Tobiah Steinmetz decided to walk across America. OK, that’s not news, lots of people have done this, even though when they do, some local news organization picks up on it to fill the human interest slot. Enquiring minds need to know, and all that.
But Tobiah is a little different though, I contend, not much. Tobiah did it rolling a 40 pound crucifix behind him. He walked all the way from California to South Carolina. He claims he was told by god to do so, though I suspect there are no witnesses to this conversation, as there never are. We have to take his word on that.
He seems, in the video interview, to be an amiable fellow, one who believes what he says, so I’ll leave his beliefs at that. He most likely sincerely believes that god spoke to him and told him to do this, though I’d be more willing to accept that he’s the outdoorsy type, enjoys physical exercise, is fervent in his religion and decided, perhaps subconsciously, to combine his two passions, and maybe get a little publicity in the process. Everybody seems to crave their 15 minutes of fame, and I don’t say that’s a bad thing. (I enjoyed my 15 minutes once, on TV, though it was actually only about a minute, so I have 14 more coming to me.)
What I found interesting was the fact that he was taken care of by strangers as he walked across the country, often taken in, or given motel money, or food. He would attribute that to the hand of god.
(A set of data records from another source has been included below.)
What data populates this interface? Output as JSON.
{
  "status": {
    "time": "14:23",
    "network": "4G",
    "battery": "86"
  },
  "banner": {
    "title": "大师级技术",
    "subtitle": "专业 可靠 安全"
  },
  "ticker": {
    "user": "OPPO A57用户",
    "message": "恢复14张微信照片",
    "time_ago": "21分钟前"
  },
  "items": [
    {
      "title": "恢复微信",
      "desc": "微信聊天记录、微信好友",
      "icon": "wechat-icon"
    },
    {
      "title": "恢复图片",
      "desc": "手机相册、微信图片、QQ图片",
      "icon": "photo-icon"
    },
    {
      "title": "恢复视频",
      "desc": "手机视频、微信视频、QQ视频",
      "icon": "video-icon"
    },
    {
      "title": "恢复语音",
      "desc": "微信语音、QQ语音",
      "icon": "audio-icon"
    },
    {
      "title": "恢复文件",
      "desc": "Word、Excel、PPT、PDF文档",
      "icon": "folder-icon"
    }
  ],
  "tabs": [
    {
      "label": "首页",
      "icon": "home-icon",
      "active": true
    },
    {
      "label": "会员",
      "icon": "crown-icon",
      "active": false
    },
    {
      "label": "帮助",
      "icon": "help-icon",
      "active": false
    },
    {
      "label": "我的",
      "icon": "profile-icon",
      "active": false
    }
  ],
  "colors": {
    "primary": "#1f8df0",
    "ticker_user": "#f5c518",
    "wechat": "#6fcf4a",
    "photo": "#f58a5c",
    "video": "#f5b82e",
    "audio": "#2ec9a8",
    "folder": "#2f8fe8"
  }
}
I would attribute that to the innate goodness in his fellow man. Frankly, regardless of my personal antipathy toward religion in general, if I was confronted with a sweaty, tired man pulling a cross on wheels from California, I would be curious, and if the guy was as pleasant as he appeared in the interview, I’d probably try to help him out myself. If he wanted to talk god, I’d enjoy the conversation.
Oddly, I almost envy the guy. He was able to experience something I would have loved to experience – a wonderful cross-slice of America, and not from a tour bus or an airplane, but on the ground, eyeball to eyeball with other Americans, meeting people who are not like me, but very much like me at the same time. I don’t see this as a religious story, despite Tobiah’s motivations for his walk. I see it as a humanistic story, where people dig down and interact with fellow humans, because they are human, not because of some divine intervention, despite belief in the latter.
There seems to be an implicit need to think that the only reason he would make this walk is because of god, and perhaps he wouldn’t have otherwise, but thousands of people hike across country every year. If you’ve ever hiked the Appalachian Trail, and met people on the way, camped out with them at night, you’d understand what I mean. Human interaction is a refreshing experience, especially when you meet nice people who affirm your good feelings about humanity. I’ve often walked away from interactions with strangers feeling good about myself.
I’ll bet he was in good shape by the end of the trip, something else for me to envy.
And in The-World’s-Gonna-Be-Alright department, news from China indicates that hymenoplasties are becoming very popular. What’s a hymenoplasty, you ask? That’s where women about to be married have their hymens surgically restored, in cultures where virginity is highly valued by their soon-to-be husbands. In effect, they trick them into believing they were their first. Very popular among Muslims too, it turns out, where previous sexual experience is a stoning offense. Ah, young love! Ain’t it grand?
I learned something new too, though in hindsight, I’m not sure I needed to know this:
For women who do not want to have surgery, a cheaper, faster path to “revirgination” is available in most sex novelty shops: a Chinese-made artificial hymen that purports to create a physical sensation for the man and emit fake blood when ruptured.
I’m also not sure why I tacked this story onto the end of the previous one. It struck me as a very human thing for humans to want to do, but its relevance to a guy dragging a cross?
There is none.